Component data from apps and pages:
□ □ □ □

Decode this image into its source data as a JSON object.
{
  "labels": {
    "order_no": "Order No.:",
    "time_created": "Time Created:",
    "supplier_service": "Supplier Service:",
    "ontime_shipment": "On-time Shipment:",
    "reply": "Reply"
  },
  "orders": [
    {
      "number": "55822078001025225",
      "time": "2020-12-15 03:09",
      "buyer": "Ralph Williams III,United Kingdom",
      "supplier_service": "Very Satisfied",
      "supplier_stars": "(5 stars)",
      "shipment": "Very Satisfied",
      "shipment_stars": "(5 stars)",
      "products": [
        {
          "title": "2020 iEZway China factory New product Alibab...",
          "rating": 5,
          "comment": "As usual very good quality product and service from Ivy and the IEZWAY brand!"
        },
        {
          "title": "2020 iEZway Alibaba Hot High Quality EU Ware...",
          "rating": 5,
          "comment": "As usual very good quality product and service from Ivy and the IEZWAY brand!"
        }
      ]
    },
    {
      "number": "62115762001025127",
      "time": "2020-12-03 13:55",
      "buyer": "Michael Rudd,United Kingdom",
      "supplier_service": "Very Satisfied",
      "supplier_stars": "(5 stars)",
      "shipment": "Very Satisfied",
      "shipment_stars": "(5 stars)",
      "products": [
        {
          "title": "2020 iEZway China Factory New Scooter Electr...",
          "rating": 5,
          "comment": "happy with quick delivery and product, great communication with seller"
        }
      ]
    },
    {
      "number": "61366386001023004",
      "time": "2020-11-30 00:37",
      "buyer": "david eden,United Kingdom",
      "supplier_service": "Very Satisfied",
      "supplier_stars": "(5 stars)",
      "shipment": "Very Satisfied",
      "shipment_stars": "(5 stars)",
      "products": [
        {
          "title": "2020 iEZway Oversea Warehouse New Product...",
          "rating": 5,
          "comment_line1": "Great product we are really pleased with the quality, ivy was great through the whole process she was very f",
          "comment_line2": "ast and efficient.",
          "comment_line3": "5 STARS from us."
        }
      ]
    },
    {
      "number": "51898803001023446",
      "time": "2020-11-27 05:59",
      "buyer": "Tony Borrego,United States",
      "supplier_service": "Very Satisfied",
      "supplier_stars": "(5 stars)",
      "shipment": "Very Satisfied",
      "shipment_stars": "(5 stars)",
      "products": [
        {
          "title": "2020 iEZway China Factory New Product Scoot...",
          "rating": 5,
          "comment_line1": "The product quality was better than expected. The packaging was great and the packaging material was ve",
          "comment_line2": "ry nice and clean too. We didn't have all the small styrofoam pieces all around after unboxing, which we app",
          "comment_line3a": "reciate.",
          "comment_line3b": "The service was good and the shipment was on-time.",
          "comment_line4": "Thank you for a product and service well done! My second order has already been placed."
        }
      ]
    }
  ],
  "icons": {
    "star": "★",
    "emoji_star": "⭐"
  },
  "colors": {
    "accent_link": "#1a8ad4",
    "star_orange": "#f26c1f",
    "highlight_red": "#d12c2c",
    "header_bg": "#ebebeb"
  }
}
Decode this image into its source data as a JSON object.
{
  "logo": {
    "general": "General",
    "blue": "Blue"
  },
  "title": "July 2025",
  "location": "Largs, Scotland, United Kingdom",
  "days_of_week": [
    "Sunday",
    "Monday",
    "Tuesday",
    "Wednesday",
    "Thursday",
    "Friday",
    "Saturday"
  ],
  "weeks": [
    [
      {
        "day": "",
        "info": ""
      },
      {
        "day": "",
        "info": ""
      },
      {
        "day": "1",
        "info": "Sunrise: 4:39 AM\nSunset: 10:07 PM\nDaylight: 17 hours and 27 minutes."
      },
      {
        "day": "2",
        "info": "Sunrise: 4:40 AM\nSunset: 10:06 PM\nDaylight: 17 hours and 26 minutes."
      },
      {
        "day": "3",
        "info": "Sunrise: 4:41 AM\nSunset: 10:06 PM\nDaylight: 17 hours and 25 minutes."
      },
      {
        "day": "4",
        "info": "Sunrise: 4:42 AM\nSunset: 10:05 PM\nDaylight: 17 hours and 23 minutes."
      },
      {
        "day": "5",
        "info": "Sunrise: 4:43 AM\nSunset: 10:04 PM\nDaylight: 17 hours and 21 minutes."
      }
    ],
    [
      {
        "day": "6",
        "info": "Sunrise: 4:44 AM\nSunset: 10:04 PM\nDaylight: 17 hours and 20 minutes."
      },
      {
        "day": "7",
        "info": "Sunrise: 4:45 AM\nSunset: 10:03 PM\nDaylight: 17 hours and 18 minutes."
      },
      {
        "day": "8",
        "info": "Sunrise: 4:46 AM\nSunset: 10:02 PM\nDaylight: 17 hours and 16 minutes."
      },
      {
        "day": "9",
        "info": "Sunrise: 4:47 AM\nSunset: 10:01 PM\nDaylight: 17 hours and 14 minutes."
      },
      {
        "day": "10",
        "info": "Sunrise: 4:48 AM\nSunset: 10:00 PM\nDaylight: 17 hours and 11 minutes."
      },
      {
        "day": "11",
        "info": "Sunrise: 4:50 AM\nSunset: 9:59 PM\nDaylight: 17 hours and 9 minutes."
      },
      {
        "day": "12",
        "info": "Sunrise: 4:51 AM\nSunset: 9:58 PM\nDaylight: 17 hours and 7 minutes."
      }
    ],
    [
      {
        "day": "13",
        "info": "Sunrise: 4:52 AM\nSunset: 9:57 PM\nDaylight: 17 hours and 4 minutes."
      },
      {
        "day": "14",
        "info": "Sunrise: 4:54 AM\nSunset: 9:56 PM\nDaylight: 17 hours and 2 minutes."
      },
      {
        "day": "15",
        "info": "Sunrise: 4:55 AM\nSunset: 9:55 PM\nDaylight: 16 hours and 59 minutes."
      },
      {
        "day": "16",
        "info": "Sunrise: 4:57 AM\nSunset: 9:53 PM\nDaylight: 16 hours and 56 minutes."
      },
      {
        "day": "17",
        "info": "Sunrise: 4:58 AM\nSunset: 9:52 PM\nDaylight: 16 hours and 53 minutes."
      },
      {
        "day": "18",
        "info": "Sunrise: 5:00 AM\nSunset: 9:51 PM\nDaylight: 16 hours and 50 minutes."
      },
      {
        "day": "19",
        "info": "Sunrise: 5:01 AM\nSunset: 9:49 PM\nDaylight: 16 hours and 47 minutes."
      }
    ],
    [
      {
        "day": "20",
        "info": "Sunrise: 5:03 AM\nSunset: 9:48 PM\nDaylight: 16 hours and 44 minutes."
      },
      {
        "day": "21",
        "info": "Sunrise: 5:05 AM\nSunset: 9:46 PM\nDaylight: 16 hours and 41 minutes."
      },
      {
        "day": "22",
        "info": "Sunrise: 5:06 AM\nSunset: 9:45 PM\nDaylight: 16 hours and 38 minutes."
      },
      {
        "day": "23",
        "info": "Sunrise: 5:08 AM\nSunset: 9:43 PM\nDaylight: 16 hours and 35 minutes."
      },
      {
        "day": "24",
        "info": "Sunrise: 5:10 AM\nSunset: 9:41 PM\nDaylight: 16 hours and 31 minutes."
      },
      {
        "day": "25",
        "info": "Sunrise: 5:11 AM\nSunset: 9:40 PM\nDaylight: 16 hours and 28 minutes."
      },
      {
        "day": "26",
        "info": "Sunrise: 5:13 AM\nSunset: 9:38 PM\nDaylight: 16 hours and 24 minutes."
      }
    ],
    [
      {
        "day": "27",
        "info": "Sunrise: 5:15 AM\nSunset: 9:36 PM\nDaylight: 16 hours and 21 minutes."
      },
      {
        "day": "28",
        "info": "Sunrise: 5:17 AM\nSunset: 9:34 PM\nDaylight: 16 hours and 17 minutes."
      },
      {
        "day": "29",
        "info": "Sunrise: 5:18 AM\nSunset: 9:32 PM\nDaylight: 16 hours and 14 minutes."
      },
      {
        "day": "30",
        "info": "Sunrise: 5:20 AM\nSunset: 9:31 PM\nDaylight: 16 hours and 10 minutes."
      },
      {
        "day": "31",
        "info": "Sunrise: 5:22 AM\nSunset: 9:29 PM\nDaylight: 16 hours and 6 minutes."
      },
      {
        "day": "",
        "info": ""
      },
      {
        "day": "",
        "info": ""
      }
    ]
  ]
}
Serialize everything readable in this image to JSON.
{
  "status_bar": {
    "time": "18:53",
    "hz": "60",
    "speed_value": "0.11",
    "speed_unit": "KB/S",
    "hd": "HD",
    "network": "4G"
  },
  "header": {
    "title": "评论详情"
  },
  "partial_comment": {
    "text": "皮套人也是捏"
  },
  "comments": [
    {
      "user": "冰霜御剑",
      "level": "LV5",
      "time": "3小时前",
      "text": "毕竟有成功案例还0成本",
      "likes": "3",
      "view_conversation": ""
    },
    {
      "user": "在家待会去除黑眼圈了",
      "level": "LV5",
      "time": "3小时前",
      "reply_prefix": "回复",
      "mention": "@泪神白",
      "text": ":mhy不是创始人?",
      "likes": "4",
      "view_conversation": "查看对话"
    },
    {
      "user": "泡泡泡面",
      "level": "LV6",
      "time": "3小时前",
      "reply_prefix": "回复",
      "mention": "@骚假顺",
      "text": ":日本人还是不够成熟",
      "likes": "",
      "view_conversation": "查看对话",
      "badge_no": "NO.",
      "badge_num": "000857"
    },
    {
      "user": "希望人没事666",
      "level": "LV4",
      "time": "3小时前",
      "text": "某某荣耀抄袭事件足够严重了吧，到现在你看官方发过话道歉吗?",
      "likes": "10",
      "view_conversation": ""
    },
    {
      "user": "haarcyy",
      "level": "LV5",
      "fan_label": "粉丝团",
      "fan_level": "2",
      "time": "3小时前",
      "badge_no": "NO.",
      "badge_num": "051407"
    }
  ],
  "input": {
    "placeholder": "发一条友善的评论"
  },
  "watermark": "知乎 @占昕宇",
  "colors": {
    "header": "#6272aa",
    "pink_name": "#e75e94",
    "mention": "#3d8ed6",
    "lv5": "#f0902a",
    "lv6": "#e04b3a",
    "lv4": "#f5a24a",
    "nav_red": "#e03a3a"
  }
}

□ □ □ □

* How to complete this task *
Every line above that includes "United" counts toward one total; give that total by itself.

* Answer *
5